Today, 18 March, marks the seventh anniversary of the events in which 75 Cuban dissidents and independent journalists were arrested, imprisoned and unjustly sentenced to many years in prison for exercising their freedom of opinion and assembly, acts which the Cuban government considers to be against national sovereignty.
These arrests, remembered as the "Primavera Negra de Cuba" (Cuba’s Black Spring), resulted in sentences of up to 28 years in prison for the so-called Group of 75. In June 2003 Amnesty International declared them prisoners of conscience. Today, seven years later, 53 of them remain in prison, suffering constant abuse from the Cuban authorities who isolate them from other political prisoners, deny visits from their families, hold them hundreds of miles from their places of origin while physical tortures debilitates them and endangers their health. They are often denied basic medical services.
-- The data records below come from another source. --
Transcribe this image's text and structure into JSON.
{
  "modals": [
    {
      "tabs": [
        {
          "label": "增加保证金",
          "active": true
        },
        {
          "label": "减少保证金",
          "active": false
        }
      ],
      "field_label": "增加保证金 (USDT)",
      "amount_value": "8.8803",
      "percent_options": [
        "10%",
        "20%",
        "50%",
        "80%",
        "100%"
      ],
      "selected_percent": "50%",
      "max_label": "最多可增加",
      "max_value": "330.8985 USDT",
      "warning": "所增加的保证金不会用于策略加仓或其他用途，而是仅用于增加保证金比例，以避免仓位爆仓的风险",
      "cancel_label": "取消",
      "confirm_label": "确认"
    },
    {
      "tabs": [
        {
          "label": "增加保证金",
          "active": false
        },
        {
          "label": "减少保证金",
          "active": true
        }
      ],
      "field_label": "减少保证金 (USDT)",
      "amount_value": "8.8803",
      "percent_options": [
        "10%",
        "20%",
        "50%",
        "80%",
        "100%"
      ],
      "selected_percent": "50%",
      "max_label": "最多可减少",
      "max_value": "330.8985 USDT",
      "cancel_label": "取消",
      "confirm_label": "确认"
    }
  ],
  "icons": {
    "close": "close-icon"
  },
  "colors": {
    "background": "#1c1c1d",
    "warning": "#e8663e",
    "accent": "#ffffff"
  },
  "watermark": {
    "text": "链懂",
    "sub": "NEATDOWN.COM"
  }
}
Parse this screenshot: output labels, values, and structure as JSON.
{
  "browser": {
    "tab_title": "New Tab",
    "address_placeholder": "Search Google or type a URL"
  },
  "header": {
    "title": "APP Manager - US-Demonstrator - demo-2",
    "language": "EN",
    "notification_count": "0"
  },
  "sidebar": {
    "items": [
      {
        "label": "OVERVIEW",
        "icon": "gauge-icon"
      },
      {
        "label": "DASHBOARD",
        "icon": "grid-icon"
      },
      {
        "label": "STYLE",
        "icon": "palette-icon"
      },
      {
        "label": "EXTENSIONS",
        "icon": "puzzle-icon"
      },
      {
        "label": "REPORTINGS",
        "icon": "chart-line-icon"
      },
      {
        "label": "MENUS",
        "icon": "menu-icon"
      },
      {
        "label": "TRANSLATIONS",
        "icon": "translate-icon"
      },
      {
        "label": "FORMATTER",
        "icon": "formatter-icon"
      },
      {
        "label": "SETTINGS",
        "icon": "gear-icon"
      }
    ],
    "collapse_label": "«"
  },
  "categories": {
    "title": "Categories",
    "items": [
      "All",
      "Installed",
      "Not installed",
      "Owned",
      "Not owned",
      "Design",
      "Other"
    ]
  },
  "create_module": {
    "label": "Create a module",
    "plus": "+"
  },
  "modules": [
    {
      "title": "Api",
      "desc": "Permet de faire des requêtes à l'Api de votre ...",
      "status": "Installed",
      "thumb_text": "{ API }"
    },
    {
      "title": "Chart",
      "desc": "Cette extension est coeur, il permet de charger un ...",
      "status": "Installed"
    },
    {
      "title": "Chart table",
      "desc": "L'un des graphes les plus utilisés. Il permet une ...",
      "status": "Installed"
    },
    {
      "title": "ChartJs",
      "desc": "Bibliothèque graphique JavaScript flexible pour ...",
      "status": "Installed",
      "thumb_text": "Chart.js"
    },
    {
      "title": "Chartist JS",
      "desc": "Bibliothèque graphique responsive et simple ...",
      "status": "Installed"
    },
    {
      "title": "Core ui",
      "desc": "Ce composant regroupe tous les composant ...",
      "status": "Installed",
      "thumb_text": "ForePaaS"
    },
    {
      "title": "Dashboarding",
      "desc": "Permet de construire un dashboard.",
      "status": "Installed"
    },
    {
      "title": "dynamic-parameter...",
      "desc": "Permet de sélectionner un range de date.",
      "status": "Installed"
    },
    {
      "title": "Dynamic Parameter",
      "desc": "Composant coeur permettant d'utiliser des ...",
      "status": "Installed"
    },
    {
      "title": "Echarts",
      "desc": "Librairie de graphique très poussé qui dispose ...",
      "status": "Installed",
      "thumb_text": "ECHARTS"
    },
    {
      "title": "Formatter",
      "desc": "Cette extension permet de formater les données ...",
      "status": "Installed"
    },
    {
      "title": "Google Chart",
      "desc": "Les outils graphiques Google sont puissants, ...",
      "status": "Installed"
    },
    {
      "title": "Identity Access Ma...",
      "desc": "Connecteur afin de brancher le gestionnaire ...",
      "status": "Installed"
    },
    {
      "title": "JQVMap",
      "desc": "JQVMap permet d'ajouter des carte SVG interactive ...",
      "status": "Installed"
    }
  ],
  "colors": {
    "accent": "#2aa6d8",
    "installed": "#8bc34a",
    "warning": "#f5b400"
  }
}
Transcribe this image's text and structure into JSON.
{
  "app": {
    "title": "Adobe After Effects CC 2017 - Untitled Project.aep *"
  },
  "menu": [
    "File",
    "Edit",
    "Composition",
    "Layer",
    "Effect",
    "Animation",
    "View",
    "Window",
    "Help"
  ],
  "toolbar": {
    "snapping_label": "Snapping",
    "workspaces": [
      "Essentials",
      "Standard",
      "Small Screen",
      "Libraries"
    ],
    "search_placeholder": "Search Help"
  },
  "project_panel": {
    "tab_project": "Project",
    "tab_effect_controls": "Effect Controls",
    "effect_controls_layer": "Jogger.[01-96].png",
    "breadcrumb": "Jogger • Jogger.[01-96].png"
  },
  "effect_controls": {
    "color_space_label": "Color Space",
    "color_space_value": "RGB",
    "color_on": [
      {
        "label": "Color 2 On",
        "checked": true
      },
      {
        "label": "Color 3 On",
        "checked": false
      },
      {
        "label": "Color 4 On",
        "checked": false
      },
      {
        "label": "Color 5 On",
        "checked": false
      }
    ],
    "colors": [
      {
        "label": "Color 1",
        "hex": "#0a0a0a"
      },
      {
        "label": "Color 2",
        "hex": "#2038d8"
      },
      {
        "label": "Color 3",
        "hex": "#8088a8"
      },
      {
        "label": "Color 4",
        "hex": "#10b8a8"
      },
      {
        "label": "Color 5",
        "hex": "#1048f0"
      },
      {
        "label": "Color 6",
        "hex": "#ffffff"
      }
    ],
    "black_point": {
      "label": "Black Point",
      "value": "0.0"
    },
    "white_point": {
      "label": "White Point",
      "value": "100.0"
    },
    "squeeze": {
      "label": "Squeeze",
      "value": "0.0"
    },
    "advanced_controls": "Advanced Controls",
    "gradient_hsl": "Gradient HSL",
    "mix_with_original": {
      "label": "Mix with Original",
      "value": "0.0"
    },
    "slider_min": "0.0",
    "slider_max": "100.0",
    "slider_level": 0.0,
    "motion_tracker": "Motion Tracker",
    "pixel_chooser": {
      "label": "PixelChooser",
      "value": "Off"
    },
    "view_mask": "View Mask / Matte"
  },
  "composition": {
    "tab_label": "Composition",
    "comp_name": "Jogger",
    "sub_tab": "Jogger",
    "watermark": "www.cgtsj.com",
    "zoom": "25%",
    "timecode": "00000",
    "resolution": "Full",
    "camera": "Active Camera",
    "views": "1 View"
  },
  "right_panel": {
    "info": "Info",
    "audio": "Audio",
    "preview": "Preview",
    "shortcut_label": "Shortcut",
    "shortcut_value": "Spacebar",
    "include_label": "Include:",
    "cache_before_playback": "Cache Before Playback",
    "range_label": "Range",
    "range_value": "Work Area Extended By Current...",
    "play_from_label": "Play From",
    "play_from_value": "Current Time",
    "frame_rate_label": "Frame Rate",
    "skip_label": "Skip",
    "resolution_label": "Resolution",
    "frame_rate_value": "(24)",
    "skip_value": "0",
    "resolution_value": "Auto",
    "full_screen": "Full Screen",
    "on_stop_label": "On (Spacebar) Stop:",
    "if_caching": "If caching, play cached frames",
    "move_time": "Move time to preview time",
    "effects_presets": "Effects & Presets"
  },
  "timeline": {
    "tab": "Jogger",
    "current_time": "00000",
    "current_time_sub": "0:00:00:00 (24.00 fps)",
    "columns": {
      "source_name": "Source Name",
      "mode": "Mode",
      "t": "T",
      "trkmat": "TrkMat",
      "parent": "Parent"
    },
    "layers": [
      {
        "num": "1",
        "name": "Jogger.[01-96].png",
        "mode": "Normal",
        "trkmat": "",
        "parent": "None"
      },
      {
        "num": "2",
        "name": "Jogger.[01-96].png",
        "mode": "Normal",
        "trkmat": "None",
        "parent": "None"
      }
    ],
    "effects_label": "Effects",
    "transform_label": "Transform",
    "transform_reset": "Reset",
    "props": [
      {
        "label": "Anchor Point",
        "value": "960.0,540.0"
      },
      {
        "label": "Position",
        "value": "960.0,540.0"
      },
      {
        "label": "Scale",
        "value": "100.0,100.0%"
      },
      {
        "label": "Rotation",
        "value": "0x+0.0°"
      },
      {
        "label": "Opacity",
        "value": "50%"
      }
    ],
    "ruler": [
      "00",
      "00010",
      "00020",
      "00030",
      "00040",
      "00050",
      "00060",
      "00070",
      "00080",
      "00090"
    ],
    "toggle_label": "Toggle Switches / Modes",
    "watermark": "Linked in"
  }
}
A sad example of these serious violations of human rights is the death of Miguel Valdés Tamayo, who died in a Havana hospital on 10 January 2007. He had been released from prison due to serious disease contracted in prison, but was not allowed to leave the country to be treated despite having visas from the Netherlands and the United States. Miguel is considered the first martyr of the Group of 75. In a more recent case on 26 February this year, after spending 86 days on hunger strike, Orlando Zapata Tamayo died. His martyrdom has become a symbol of resistance to oppression, and his example followed by other Cuban dissidents.
Despite the loss of life the Cuban opposition is determined to continue defending their rights and those of all Cubans. Today, the psychologist and independent journalist Guillermo Fariñas accumulates 20 days of hunger and thirst strike. He is protesting the death of Zapata Tamayo and demanding the release of 26 political prisoners whose health condition is critical, and incompatible with the conditions of confinement in Cuban jails. Currently, Fariñas is hospitalized, and is being fed intravenously, after losing consciousness a some days ago.
While all this happens, the Damas de Blanco (Ladies in White), wives, mothers, sisters and daughters of prisoners of the Black Spring, are harassed and repressed by the regime’s mobs with actos de repudio (repudiation rallies), during which, from the impunity offered by the government, government agents physically and verbally assault these women who are peacefully marching to request the release for their loved ones. This March 17, thirty Damas de Blanco were brutally beaten and dragged by force to a police bus as they prepared to visit opponent Orlando Fundora, also in critical health condition. The attack, which involved police officers and government civil agents, is another example of disregard for basic human rights encouraged by the behavior of the Cuban authorities.
These women, as well as other human rights and democracy activists who are willing to sacrifice themselves in defense of the rights of their compatriots, have become a symbol of the new Cuba that awaits around the corner. They all are the future of a nation and deserves to live in democracy.
Today, the Global Cuban Solidarity Movement makes a special appeal to the international community to join the demand for the release of Cuban political prisoners and respect for their human rights and those of their families and the rest of the Cuban people.
The Global Cuba Solidarity Movement is composed of organizations and individuals around the world who support freedom for Cubans through a democratic transition. The Movement is aimed at increasing the international consciousness and support of the growing Cuban movement of pro-democracy. Through these efforts, Cubans on the island who are fighting for their freedom know that they matter to the world and their cause is believed in. For more information about the Global Cuba Solidarity Movement, please visit: www.solidaridadcuba.org / Write to firstname.lastname@example.org